■ **WHAT THE TASK REQUIRES**
List every line in this data where the string "headline" occurs.

■ **INFORMATION SHOWN**
= = = = =

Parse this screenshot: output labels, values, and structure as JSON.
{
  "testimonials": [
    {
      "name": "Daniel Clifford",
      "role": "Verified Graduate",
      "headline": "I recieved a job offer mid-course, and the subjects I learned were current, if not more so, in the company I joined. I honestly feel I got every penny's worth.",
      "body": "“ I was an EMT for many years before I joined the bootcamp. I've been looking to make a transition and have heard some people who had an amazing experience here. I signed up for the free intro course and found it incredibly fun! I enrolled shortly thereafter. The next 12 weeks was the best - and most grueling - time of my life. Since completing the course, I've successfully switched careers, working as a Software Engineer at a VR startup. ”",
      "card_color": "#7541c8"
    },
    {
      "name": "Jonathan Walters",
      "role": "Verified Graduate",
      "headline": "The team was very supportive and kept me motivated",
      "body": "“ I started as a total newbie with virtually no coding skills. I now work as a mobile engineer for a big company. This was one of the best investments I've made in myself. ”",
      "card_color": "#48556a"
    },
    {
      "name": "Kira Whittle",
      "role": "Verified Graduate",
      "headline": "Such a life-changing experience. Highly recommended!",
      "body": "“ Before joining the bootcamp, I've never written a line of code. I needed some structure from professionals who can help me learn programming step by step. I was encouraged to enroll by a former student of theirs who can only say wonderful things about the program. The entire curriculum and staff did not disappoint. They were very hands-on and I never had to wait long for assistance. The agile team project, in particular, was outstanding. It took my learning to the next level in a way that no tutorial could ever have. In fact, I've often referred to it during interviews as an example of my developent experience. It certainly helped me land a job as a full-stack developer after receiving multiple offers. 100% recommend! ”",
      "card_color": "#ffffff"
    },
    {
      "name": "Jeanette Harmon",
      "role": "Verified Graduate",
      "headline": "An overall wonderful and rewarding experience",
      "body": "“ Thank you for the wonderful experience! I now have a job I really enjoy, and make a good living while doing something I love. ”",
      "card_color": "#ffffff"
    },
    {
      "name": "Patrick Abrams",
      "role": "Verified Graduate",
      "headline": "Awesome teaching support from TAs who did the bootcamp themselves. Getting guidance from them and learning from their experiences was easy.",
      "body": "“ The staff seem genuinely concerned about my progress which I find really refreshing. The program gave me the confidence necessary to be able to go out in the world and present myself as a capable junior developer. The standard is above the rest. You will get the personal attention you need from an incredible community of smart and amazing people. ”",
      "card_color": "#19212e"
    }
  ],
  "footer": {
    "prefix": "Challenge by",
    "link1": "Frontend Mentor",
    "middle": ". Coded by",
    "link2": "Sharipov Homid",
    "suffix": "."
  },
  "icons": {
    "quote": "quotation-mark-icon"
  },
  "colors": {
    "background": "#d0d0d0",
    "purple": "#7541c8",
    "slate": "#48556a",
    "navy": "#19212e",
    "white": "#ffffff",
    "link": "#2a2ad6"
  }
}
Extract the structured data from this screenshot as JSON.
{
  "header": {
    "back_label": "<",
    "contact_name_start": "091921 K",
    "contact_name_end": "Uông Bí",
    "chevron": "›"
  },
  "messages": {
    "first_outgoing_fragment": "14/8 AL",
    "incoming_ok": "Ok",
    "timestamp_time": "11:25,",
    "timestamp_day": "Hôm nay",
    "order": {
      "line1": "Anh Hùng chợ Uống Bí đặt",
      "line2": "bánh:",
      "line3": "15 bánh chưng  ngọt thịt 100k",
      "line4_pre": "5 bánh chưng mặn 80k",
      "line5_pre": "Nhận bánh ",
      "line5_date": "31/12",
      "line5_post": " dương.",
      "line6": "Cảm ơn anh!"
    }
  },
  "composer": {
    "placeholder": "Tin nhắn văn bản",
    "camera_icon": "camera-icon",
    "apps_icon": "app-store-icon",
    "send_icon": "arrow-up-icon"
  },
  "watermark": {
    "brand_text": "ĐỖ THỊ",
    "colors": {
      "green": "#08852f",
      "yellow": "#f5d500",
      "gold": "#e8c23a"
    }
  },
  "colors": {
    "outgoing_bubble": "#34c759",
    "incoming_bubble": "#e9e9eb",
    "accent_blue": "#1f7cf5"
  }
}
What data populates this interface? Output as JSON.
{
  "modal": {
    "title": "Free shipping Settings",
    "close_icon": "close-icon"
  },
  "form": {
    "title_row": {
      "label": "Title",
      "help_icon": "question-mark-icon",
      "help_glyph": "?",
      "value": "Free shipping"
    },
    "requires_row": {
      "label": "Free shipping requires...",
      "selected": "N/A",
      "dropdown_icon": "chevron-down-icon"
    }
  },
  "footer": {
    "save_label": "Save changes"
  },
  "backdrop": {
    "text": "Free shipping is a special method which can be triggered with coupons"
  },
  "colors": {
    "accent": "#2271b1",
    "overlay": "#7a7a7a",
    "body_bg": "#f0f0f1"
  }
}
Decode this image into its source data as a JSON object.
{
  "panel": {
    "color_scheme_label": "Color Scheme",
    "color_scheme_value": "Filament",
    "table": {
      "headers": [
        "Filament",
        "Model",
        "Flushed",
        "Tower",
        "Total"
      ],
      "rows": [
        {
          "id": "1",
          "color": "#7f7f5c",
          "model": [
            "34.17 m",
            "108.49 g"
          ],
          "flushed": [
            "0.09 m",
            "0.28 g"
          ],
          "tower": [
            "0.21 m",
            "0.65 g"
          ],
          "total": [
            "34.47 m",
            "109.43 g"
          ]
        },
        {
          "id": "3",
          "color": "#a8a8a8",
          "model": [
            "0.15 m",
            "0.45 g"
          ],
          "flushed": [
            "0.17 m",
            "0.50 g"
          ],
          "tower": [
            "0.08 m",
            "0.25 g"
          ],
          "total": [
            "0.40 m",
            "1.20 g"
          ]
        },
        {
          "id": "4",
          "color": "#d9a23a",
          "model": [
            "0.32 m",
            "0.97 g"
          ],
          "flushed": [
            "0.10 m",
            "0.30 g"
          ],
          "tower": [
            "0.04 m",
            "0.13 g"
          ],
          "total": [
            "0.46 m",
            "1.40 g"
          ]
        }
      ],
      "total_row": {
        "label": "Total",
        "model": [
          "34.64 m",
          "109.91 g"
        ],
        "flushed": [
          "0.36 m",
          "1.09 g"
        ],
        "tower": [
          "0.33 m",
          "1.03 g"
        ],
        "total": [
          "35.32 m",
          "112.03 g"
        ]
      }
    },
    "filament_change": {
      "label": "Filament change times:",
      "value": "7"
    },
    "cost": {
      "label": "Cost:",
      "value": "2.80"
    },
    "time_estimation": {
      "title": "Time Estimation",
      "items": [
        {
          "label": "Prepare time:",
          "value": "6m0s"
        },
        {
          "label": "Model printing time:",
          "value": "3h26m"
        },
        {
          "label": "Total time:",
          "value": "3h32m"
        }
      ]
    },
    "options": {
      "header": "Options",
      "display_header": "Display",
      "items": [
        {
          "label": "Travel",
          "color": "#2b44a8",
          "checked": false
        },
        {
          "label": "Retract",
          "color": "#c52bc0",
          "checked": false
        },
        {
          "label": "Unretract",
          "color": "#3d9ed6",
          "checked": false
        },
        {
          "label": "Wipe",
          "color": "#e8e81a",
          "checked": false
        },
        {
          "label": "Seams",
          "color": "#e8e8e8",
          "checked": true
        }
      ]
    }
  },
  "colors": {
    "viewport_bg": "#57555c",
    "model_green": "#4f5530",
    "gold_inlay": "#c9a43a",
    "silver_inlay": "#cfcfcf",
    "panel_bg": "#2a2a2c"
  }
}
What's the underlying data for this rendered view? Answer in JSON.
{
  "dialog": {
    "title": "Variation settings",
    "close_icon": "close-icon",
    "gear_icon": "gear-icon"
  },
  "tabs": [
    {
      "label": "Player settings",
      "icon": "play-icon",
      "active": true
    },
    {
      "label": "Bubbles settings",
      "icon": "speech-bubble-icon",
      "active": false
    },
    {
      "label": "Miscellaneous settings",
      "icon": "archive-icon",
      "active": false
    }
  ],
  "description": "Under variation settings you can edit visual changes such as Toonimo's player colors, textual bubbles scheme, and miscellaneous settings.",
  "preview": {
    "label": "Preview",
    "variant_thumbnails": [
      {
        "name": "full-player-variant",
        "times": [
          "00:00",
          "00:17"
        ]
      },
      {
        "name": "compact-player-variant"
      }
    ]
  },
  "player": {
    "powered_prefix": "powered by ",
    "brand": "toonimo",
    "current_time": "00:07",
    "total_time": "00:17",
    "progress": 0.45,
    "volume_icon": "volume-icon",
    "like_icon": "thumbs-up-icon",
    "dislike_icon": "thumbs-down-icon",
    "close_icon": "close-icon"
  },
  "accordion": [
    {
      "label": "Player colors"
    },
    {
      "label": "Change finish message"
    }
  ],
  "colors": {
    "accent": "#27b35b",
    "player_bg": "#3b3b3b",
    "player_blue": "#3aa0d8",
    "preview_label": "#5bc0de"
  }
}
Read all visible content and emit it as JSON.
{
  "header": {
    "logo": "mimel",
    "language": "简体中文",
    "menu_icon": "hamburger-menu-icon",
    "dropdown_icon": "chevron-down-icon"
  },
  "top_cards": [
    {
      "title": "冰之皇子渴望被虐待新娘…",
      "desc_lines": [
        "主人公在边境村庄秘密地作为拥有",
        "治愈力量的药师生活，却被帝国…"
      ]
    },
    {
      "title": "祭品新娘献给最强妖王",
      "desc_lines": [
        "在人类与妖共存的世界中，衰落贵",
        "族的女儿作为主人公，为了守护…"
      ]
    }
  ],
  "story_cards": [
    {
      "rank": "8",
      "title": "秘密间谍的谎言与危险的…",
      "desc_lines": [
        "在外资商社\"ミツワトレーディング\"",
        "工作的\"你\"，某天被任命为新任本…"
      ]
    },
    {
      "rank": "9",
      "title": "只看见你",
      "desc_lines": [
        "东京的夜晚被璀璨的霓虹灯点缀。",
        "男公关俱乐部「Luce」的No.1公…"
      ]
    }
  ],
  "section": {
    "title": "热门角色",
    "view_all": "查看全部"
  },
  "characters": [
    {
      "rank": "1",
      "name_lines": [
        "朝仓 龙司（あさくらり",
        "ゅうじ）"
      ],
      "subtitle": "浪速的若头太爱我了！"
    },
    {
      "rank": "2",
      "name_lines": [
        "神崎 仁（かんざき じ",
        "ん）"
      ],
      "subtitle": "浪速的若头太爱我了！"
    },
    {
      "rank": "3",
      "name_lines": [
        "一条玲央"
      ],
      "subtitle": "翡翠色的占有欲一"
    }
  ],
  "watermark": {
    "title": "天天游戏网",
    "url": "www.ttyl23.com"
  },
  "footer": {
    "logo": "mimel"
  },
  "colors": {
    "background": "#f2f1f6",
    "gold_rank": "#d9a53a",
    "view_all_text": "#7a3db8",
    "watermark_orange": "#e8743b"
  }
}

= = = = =

■ **SOLUTION FOR THIS TASK**
      "headline": "I recieved a job offer mid-course, and the subjects I learned were current, if not more so, in the company I joined. I honestly feel I got every penny's worth.",
      "headline": "The team was very supportive and kept me motivated",
      "headline": "Such a life-changing experience. Highly recommended!",
      "headline": "An overall wonderful and rewarding experience",
      "headline": "Awesome teaching support from TAs who did the bootcamp themselves. Getting guidance from them and learning from their experiences was easy.",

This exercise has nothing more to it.